---------- EXERCISE INPUTS

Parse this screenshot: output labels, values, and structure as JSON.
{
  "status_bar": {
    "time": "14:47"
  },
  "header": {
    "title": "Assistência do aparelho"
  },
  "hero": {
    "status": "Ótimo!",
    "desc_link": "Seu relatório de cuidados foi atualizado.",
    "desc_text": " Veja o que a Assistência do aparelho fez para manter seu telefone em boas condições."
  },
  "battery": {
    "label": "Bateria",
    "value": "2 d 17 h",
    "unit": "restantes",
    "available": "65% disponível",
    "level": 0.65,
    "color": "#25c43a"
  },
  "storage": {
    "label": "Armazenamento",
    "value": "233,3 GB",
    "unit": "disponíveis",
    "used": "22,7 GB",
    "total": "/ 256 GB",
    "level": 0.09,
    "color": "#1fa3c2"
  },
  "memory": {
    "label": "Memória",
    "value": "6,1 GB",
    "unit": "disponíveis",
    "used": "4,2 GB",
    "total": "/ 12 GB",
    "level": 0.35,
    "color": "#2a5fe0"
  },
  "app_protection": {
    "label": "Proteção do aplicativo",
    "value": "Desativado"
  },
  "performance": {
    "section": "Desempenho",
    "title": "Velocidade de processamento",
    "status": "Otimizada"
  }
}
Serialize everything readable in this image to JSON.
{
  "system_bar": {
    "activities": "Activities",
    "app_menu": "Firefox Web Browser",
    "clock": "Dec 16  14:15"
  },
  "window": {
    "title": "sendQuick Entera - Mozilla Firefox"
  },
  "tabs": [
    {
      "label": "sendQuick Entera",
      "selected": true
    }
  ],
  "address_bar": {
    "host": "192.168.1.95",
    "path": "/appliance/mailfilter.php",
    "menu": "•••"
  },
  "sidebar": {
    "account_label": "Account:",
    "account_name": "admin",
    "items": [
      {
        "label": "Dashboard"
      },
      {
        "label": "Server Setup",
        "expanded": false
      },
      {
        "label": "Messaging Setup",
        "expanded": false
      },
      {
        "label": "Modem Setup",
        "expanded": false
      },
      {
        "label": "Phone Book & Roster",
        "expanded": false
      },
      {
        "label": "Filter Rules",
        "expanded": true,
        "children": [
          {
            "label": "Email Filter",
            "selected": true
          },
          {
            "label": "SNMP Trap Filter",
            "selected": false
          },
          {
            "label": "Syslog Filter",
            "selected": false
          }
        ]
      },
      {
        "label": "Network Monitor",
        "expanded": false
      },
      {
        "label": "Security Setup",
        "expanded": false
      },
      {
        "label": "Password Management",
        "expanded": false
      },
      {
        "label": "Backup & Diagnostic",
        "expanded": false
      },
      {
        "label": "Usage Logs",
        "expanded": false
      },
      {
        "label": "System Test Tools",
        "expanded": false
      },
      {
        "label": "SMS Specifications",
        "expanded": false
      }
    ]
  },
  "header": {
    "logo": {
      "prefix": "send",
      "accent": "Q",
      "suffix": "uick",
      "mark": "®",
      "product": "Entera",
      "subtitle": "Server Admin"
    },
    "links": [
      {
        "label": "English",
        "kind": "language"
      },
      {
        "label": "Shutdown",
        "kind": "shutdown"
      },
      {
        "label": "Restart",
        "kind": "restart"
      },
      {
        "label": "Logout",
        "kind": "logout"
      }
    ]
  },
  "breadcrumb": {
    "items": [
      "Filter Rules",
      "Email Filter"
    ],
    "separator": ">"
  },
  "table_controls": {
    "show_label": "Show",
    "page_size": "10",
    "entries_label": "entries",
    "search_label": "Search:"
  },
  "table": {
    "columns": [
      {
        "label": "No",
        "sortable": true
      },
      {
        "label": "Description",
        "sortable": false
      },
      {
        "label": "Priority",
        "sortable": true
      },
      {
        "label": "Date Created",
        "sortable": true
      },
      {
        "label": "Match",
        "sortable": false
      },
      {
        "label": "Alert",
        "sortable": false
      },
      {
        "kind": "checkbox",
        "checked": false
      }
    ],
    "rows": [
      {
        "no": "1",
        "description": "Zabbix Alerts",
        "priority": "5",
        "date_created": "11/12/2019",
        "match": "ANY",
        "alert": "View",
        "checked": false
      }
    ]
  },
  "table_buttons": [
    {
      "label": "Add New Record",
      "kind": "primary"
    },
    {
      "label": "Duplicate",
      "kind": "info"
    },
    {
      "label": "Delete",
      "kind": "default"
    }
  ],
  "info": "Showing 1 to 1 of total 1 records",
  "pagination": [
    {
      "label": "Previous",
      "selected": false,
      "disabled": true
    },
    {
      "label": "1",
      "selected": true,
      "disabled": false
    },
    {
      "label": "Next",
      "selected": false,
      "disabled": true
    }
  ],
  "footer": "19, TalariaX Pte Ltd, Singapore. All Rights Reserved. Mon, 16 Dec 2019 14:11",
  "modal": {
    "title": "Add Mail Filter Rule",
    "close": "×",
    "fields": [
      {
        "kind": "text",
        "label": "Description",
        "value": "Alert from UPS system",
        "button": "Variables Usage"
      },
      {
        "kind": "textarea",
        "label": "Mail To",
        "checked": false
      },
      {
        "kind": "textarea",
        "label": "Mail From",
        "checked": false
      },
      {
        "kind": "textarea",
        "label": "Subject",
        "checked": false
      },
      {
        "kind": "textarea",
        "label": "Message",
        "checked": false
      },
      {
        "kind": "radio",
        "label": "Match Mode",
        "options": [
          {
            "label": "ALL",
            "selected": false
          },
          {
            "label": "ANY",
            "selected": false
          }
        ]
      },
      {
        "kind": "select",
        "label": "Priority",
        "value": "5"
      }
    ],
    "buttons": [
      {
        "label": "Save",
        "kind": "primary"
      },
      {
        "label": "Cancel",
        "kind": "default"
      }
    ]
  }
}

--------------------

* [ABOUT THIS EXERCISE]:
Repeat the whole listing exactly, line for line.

* [ANSWER TO THIS EXERCISE]:
Parse this screenshot: output labels, values, and structure as JSON.
{
  "status_bar": {
    "time": "14:47"
  },
  "header": {
    "title": "Assistência do aparelho"
  },
  "hero": {
    "status": "Ótimo!",
    "desc_link": "Seu relatório de cuidados foi atualizado.",
    "desc_text": " Veja o que a Assistência do aparelho fez para manter seu telefone em boas condições."
  },
  "battery": {
    "label": "Bateria",
    "value": "2 d 17 h",
    "unit": "restantes",
    "available": "65% disponível",
    "level": 0.65,
    "color": "#25c43a"
  },
  "storage": {
    "label": "Armazenamento",
    "value": "233,3 GB",
    "unit": "disponíveis",
    "used": "22,7 GB",
    "total": "/ 256 GB",
    "level": 0.09,
    "color": "#1fa3c2"
  },
  "memory": {
    "label": "Memória",
    "value": "6,1 GB",
    "unit": "disponíveis",
    "used": "4,2 GB",
    "total": "/ 12 GB",
    "level": 0.35,
    "color": "#2a5fe0"
  },
  "app_protection": {
    "label": "Proteção do aplicativo",
    "value": "Desativado"
  },
  "performance": {
    "section": "Desempenho",
    "title": "Velocidade de processamento",
    "status": "Otimizada"
  }
}
Serialize everything readable in this image to JSON.
{
  "system_bar": {
    "activities": "Activities",
    "app_menu": "Firefox Web Browser",
    "clock": "Dec 16  14:15"
  },
  "window": {
    "title": "sendQuick Entera - Mozilla Firefox"
  },
  "tabs": [
    {
      "label": "sendQuick Entera",
      "selected": true
    }
  ],
  "address_bar": {
    "host": "192.168.1.95",
    "path": "/appliance/mailfilter.php",
    "menu": "•••"
  },
  "sidebar": {
    "account_label": "Account:",
    "account_name": "admin",
    "items": [
      {
        "label": "Dashboard"
      },
      {
        "label": "Server Setup",
        "expanded": false
      },
      {
        "label": "Messaging Setup",
        "expanded": false
      },
      {
        "label": "Modem Setup",
        "expanded": false
      },
      {
        "label": "Phone Book & Roster",
        "expanded": false
      },
      {
        "label": "Filter Rules",
        "expanded": true,
        "children": [
          {
            "label": "Email Filter",
            "selected": true
          },
          {
            "label": "SNMP Trap Filter",
            "selected": false
          },
          {
            "label": "Syslog Filter",
            "selected": false
          }
        ]
      },
      {
        "label": "Network Monitor",
        "expanded": false
      },
      {
        "label": "Security Setup",
        "expanded": false
      },
      {
        "label": "Password Management",
        "expanded": false
      },
      {
        "label": "Backup & Diagnostic",
        "expanded": false
      },
      {
        "label": "Usage Logs",
        "expanded": false
      },
      {
        "label": "System Test Tools",
        "expanded": false
      },
      {
        "label": "SMS Specifications",
        "expanded": false
      }
    ]
  },
  "header": {
    "logo": {
      "prefix": "send",
      "accent": "Q",
      "suffix": "uick",
      "mark": "®",
      "product": "Entera",
      "subtitle": "Server Admin"
    },
    "links": [
      {
        "label": "English",
        "kind": "language"
      },
      {
        "label": "Shutdown",
        "kind": "shutdown"
      },
      {
        "label": "Restart",
        "kind": "restart"
      },
      {
        "label": "Logout",
        "kind": "logout"
      }
    ]
  },
  "breadcrumb": {
    "items": [
      "Filter Rules",
      "Email Filter"
    ],
    "separator": ">"
  },
  "table_controls": {
    "show_label": "Show",
    "page_size": "10",
    "entries_label": "entries",
    "search_label": "Search:"
  },
  "table": {
    "columns": [
      {
        "label": "No",
        "sortable": true
      },
      {
        "label": "Description",
        "sortable": false
      },
      {
        "label": "Priority",
        "sortable": true
      },
      {
        "label": "Date Created",
        "sortable": true
      },
      {
        "label": "Match",
        "sortable": false
      },
      {
        "label": "Alert",
        "sortable": false
      },
      {
        "kind": "checkbox",
        "checked": false
      }
    ],
    "rows": [
      {
        "no": "1",
        "description": "Zabbix Alerts",
        "priority": "5",
        "date_created": "11/12/2019",
        "match": "ANY",
        "alert": "View",
        "checked": false
      }
    ]
  },
  "table_buttons": [
    {
      "label": "Add New Record",
      "kind": "primary"
    },
    {
      "label": "Duplicate",
      "kind": "info"
    },
    {
      "label": "Delete",
      "kind": "default"
    }
  ],
  "info": "Showing 1 to 1 of total 1 records",
  "pagination": [
    {
      "label": "Previous",
      "selected": false,
      "disabled": true
    },
    {
      "label": "1",
      "selected": true,
      "disabled": false
    },
    {
      "label": "Next",
      "selected": false,
      "disabled": true
    }
  ],
  "footer": "19, TalariaX Pte Ltd, Singapore. All Rights Reserved. Mon, 16 Dec 2019 14:11",
  "modal": {
    "title": "Add Mail Filter Rule",
    "close": "×",
    "fields": [
      {
        "kind": "text",
        "label": "Description",
        "value": "Alert from UPS system",
        "button": "Variables Usage"
      },
      {
        "kind": "textarea",
        "label": "Mail To",
        "checked": false
      },
      {
        "kind": "textarea",
        "label": "Mail From",
        "checked": false
      },
      {
        "kind": "textarea",
        "label": "Subject",
        "checked": false
      },
      {
        "kind": "textarea",
        "label": "Message",
        "checked": false
      },
      {
        "kind": "radio",
        "label": "Match Mode",
        "options": [
          {
            "label": "ALL",
            "selected": false
          },
          {
            "label": "ANY",
            "selected": false
          }
        ]
      },
      {
        "kind": "select",
        "label": "Priority",
        "value": "5"
      }
    ],
    "buttons": [
      {
        "label": "Save",
        "kind": "primary"
      },
      {
        "label": "Cancel",
        "kind": "default"
      }
    ]
  }
}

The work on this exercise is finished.